**TASK PROMPT**.
Pictures do not belong in your copy. Repeat all the other data exactly.
*** DATA FOR REVIEW Section Begins ***
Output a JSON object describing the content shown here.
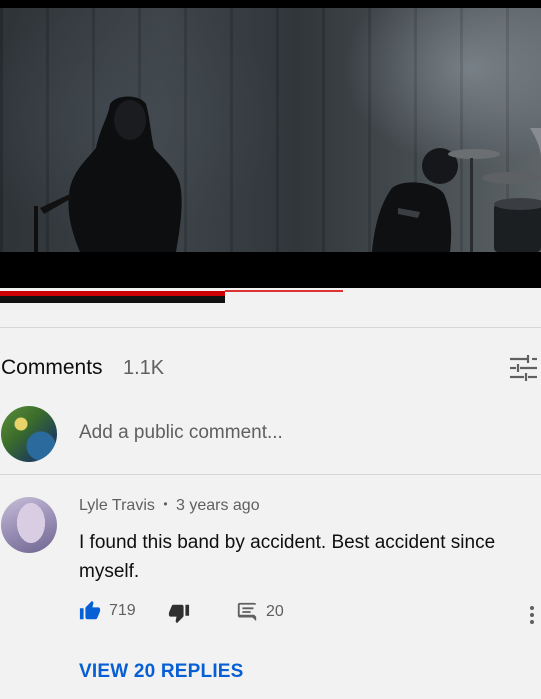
{
  "video": {
    "progress_played_fraction": 0.416,
    "progress_loaded_fraction": 0.634
  },
  "comments": {
    "title": "Comments",
    "count": "1.1K",
    "sort_icon": "sort-sliders-icon",
    "add_placeholder": "Add a public comment..."
  },
  "comment": {
    "author": "Lyle Travis",
    "separator": "•",
    "time": "3 years ago",
    "text": "I found this band by accident. Best accident since myself.",
    "likes": "719",
    "replies_count": "20",
    "view_replies_label": "VIEW 20 REPLIES",
    "icons": {
      "like": "thumbs-up-icon",
      "dislike": "thumbs-down-icon",
      "reply": "reply-comment-icon",
      "more": "more-vert-icon"
    },
    "colors": {
      "like_active": "#065fd4",
      "link": "#065fd4",
      "progress": "#cc0000"
    }
  }
}
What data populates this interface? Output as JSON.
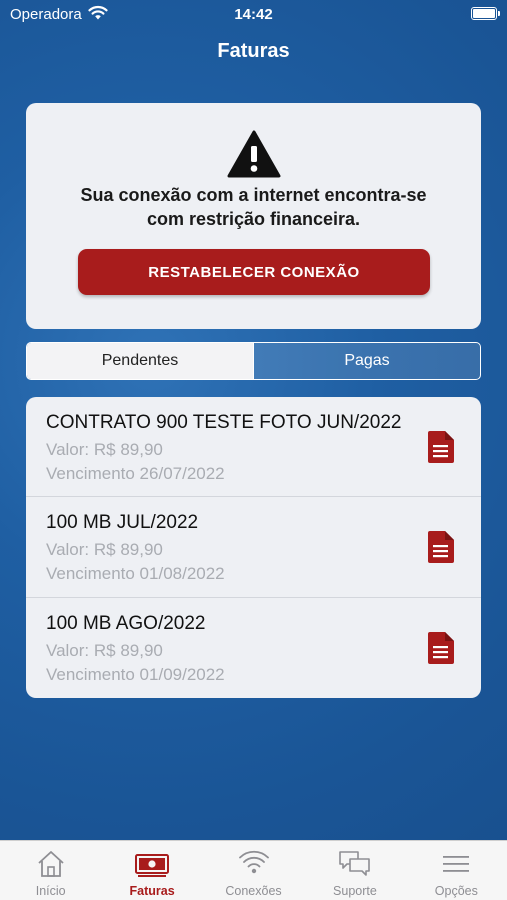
{
  "status_bar": {
    "carrier": "Operadora",
    "time": "14:42"
  },
  "nav": {
    "title": "Faturas"
  },
  "alert": {
    "icon": "warning-icon",
    "line1": "Sua conexão com a internet encontra-se",
    "line2": "com restrição financeira.",
    "button_label": "RESTABELECER CONEXÃO"
  },
  "segments": {
    "pending": "Pendentes",
    "paid": "Pagas",
    "selected": "Pendentes"
  },
  "invoices": [
    {
      "title": "CONTRATO 900 TESTE FOTO JUN/2022",
      "value": "Valor: R$ 89,90",
      "due": "Vencimento 26/07/2022"
    },
    {
      "title": "100 MB JUL/2022",
      "value": "Valor: R$ 89,90",
      "due": "Vencimento 01/08/2022"
    },
    {
      "title": "100 MB AGO/2022",
      "value": "Valor: R$ 89,90",
      "due": "Vencimento 01/09/2022"
    }
  ],
  "tabs": [
    {
      "label": "Início",
      "icon": "home-icon"
    },
    {
      "label": "Faturas",
      "icon": "bill-icon"
    },
    {
      "label": "Conexões",
      "icon": "wifi-icon"
    },
    {
      "label": "Suporte",
      "icon": "chat-icon"
    },
    {
      "label": "Opções",
      "icon": "menu-icon"
    }
  ],
  "colors": {
    "accent": "#a81c1c",
    "background": "#1f5fa3",
    "card": "#eef0f4",
    "inactive_tab": "#8e8e93"
  }
}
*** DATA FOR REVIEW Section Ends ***
**EXERCISE ANSWER**.
Output a JSON object describing the content shown here.
{
  "video": {
    "progress_played_fraction": 0.416,
    "progress_loaded_fraction": 0.634
  },
  "comments": {
    "title": "Comments",
    "count": "1.1K",
    "sort_icon": "sort-sliders-icon",
    "add_placeholder": "Add a public comment..."
  },
  "comment": {
    "author": "Lyle Travis",
    "separator": "•",
    "time": "3 years ago",
    "text": "I found this band by accident. Best accident since myself.",
    "likes": "719",
    "replies_count": "20",
    "view_replies_label": "VIEW 20 REPLIES",
    "icons": {
      "like": "thumbs-up-icon",
      "dislike": "thumbs-down-icon",
      "reply": "reply-comment-icon",
      "more": "more-vert-icon"
    },
    "colors": {
      "like_active": "#065fd4",
      "link": "#065fd4",
      "progress": "#cc0000"
    }
  }
}
What data populates this interface? Output as JSON.
{
  "status_bar": {
    "carrier": "Operadora",
    "time": "14:42"
  },
  "nav": {
    "title": "Faturas"
  },
  "alert": {
    "icon": "warning-icon",
    "line1": "Sua conexão com a internet encontra-se",
    "line2": "com restrição financeira.",
    "button_label": "RESTABELECER CONEXÃO"
  },
  "segments": {
    "pending": "Pendentes",
    "paid": "Pagas",
    "selected": "Pendentes"
  },
  "invoices": [
    {
      "title": "CONTRATO 900 TESTE FOTO JUN/2022",
      "value": "Valor: R$ 89,90",
      "due": "Vencimento 26/07/2022"
    },
    {
      "title": "100 MB JUL/2022",
      "value": "Valor: R$ 89,90",
      "due": "Vencimento 01/08/2022"
    },
    {
      "title": "100 MB AGO/2022",
      "value": "Valor: R$ 89,90",
      "due": "Vencimento 01/09/2022"
    }
  ],
  "tabs": [
    {
      "label": "Início",
      "icon": "home-icon"
    },
    {
      "label": "Faturas",
      "icon": "bill-icon"
    },
    {
      "label": "Conexões",
      "icon": "wifi-icon"
    },
    {
      "label": "Suporte",
      "icon": "chat-icon"
    },
    {
      "label": "Opções",
      "icon": "menu-icon"
    }
  ],
  "colors": {
    "accent": "#a81c1c",
    "background": "#1f5fa3",
    "card": "#eef0f4",
    "inactive_tab": "#8e8e93"
  }
}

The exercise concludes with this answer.